### PROBLEM DETAILS
Read through the lines below and copy the ones holding the string "arrow".

### DATA SHOWN

☆ ☆ ☆ ☆ ☆

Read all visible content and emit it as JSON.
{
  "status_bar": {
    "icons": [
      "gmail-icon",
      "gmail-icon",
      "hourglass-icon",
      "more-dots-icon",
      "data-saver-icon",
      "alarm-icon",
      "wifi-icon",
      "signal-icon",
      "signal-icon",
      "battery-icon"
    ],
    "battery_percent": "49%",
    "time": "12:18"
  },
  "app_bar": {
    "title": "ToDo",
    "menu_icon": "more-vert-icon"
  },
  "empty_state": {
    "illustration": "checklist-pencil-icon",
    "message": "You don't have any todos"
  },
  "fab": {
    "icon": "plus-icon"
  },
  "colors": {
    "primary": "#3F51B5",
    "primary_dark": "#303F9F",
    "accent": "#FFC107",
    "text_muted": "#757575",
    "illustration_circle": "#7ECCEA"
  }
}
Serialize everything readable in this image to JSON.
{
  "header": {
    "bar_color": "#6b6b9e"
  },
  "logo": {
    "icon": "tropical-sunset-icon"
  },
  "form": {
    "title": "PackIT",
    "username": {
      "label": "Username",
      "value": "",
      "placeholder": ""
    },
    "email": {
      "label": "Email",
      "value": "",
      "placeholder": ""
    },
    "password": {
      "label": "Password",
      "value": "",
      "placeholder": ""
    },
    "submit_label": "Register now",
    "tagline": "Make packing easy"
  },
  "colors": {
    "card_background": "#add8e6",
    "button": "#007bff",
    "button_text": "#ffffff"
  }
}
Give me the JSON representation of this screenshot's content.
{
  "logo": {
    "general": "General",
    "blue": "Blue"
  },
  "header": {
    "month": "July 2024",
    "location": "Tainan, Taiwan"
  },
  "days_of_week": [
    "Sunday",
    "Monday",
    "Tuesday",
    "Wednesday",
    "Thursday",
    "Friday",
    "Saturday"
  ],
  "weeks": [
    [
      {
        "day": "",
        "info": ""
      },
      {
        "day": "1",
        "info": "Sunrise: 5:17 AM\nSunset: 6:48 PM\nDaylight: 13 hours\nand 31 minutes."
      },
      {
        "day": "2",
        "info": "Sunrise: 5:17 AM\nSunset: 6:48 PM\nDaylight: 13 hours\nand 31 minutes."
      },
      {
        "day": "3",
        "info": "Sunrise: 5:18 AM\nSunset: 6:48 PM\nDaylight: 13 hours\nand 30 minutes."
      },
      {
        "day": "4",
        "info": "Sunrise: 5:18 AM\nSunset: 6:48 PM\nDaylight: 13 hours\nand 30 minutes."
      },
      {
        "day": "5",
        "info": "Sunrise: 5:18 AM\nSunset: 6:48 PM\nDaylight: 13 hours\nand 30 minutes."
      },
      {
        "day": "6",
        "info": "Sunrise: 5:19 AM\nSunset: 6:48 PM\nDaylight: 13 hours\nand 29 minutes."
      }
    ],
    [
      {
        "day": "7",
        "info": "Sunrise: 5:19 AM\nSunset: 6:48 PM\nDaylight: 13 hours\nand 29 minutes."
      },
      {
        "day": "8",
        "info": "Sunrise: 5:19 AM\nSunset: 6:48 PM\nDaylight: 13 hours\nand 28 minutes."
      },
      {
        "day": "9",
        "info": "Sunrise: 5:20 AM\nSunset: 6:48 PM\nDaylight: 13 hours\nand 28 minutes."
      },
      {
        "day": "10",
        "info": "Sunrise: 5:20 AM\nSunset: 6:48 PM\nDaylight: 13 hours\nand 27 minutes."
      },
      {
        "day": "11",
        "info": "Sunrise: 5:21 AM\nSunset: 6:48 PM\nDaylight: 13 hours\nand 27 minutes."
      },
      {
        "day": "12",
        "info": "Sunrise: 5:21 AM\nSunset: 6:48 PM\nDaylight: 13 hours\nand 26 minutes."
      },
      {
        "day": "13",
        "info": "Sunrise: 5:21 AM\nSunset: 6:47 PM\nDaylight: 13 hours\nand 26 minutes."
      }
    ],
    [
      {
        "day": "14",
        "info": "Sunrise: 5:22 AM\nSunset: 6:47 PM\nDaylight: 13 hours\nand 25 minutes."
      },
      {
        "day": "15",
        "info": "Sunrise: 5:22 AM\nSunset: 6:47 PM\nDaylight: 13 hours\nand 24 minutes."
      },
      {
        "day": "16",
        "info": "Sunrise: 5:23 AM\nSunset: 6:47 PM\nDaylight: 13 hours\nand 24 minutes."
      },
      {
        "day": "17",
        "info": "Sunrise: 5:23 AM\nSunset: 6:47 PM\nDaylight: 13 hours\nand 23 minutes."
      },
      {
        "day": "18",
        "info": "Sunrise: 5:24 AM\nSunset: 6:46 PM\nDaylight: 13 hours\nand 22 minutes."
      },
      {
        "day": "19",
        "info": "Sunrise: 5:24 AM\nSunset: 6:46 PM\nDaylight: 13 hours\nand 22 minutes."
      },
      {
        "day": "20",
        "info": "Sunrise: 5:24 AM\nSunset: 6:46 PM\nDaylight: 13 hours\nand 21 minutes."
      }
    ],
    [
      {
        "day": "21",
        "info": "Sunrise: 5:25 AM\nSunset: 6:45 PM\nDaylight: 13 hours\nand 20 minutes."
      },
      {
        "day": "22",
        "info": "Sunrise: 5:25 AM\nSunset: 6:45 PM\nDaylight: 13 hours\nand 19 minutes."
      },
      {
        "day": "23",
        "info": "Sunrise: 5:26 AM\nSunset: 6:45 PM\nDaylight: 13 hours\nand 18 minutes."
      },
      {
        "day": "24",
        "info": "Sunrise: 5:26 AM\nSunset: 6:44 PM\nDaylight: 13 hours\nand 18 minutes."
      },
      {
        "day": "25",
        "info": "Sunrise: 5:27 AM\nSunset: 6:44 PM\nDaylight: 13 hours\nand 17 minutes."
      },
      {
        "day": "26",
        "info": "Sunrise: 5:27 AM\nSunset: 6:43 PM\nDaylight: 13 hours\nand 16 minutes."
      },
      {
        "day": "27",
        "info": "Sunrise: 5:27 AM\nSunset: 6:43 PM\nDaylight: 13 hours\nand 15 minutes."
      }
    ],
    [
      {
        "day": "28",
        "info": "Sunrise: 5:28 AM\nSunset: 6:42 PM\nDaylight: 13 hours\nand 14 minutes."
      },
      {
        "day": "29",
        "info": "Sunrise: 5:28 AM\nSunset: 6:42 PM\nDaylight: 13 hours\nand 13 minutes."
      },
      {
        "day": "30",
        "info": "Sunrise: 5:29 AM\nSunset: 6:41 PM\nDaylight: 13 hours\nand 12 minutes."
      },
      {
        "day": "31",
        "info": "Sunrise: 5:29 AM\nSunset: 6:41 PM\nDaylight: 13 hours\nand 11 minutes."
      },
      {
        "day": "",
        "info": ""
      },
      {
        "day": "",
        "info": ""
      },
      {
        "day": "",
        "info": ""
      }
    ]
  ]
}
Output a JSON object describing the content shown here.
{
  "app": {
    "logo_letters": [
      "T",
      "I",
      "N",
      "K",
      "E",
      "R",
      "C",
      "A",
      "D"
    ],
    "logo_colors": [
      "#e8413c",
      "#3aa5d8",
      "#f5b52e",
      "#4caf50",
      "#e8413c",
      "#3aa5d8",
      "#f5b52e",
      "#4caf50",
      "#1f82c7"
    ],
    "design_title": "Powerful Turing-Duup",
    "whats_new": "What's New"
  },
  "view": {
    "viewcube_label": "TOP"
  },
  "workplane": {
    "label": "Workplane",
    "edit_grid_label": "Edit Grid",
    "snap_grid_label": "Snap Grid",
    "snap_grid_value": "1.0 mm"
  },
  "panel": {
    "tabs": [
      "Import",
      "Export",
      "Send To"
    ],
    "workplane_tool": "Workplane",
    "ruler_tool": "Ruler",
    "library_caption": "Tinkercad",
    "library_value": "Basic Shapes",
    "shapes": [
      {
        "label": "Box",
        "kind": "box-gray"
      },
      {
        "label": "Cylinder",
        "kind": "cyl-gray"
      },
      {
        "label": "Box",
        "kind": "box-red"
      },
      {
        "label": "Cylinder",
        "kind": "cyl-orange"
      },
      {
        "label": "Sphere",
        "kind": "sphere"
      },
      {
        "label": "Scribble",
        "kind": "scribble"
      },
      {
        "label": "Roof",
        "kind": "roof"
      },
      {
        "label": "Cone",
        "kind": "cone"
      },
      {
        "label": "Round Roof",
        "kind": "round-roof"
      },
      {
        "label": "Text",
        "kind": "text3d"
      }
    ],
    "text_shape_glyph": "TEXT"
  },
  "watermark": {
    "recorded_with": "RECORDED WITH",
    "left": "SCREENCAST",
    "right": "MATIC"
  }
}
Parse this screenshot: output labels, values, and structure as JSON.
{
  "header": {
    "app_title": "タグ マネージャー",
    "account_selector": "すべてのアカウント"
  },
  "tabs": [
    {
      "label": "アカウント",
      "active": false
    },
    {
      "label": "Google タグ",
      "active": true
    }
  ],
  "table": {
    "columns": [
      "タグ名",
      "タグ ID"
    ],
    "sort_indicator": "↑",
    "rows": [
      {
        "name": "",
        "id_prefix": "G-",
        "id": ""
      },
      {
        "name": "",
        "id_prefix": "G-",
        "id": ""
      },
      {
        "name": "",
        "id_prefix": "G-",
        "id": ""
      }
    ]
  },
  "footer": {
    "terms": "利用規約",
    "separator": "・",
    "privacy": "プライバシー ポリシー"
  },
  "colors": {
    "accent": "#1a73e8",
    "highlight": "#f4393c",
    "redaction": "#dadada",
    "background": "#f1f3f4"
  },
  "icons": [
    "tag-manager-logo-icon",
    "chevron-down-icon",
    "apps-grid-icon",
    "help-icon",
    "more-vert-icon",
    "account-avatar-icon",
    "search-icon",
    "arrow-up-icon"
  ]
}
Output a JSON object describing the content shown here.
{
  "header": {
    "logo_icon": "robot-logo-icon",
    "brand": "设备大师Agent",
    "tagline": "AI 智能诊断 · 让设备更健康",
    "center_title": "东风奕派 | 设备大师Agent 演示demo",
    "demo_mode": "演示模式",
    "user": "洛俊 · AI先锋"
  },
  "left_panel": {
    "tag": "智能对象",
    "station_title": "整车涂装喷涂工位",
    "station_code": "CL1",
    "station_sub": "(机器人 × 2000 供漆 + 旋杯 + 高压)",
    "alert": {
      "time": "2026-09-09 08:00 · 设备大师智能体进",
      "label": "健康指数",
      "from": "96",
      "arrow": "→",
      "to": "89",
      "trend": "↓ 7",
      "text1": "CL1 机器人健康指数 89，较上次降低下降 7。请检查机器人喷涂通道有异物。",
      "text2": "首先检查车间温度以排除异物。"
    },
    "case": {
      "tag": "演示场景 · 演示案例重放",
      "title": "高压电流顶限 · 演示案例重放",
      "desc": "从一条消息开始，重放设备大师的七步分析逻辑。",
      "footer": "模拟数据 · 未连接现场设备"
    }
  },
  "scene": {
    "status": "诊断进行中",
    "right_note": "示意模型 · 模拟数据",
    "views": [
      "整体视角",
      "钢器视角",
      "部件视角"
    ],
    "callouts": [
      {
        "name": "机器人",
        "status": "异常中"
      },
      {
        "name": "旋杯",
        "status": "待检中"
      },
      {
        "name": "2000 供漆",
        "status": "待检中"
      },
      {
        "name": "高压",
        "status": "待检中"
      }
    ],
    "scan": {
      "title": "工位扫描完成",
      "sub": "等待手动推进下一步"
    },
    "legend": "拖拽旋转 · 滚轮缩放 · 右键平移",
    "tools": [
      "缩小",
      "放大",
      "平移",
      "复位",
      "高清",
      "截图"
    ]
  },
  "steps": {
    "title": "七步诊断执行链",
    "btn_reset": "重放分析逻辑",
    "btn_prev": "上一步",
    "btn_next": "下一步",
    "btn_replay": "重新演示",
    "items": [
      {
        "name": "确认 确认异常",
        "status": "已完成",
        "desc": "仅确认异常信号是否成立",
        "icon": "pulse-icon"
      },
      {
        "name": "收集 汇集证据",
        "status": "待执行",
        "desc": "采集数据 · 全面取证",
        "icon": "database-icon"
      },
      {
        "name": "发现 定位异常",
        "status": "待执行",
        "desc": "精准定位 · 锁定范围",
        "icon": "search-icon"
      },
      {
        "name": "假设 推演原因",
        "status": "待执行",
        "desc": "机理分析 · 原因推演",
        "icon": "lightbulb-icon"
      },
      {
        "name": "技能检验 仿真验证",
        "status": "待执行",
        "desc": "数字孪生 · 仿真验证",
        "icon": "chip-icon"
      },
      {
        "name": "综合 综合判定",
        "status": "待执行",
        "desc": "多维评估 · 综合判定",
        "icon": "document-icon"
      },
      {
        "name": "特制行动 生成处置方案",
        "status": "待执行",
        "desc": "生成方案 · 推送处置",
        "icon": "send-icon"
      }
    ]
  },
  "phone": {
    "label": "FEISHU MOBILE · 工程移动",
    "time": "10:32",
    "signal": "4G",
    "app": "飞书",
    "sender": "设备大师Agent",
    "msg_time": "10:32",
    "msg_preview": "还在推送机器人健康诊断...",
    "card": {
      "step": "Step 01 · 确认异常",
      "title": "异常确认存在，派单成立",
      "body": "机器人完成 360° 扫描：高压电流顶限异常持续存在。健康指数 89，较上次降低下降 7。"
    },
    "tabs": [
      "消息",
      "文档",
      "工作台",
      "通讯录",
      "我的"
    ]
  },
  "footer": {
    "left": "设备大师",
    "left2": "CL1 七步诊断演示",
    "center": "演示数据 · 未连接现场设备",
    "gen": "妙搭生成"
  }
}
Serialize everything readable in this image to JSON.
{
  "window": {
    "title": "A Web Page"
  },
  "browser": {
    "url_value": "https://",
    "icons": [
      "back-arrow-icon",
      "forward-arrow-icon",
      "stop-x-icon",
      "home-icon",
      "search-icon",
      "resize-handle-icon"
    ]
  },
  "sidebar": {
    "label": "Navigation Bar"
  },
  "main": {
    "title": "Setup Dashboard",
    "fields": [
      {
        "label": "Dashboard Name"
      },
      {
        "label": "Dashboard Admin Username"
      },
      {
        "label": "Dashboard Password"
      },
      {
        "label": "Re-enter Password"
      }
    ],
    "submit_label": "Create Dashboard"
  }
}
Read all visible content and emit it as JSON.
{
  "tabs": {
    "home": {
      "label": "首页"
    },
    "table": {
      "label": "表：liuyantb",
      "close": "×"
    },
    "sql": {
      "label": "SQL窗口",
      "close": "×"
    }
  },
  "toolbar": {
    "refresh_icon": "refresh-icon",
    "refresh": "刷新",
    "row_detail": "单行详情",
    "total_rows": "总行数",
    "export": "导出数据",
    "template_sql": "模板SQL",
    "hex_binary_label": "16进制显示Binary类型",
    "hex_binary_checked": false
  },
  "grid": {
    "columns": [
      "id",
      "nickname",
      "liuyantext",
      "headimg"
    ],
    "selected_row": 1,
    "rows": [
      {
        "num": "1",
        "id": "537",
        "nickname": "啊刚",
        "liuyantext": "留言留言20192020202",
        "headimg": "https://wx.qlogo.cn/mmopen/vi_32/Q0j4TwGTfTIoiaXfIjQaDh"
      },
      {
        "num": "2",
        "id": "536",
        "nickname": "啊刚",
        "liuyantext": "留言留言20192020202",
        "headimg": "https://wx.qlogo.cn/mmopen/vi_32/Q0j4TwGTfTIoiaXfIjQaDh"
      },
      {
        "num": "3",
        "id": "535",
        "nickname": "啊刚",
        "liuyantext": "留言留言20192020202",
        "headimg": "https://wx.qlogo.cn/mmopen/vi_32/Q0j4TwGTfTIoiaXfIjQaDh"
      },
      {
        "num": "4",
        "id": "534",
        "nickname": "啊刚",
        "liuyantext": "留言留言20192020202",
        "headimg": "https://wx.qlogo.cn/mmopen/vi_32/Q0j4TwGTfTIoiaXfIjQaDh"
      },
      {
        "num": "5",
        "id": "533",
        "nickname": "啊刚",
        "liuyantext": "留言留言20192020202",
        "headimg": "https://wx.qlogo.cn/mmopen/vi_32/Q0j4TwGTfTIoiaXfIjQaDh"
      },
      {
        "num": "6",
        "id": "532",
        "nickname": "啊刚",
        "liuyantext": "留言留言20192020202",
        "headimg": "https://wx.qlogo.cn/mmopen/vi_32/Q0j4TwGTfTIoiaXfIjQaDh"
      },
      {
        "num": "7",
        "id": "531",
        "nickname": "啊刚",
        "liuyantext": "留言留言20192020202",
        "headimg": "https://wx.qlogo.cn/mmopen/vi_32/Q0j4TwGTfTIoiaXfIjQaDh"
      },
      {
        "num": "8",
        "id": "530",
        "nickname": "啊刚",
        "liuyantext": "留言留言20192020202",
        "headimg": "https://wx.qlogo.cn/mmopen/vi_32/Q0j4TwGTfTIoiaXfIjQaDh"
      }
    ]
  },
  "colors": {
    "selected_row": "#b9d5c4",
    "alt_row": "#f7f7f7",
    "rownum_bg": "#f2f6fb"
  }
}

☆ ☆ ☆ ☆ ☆

### EXERCISE SOLUTION
    "arrow-up-icon"
      "arrow": "→",
      "back-arrow-icon",
      "forward-arrow-icon",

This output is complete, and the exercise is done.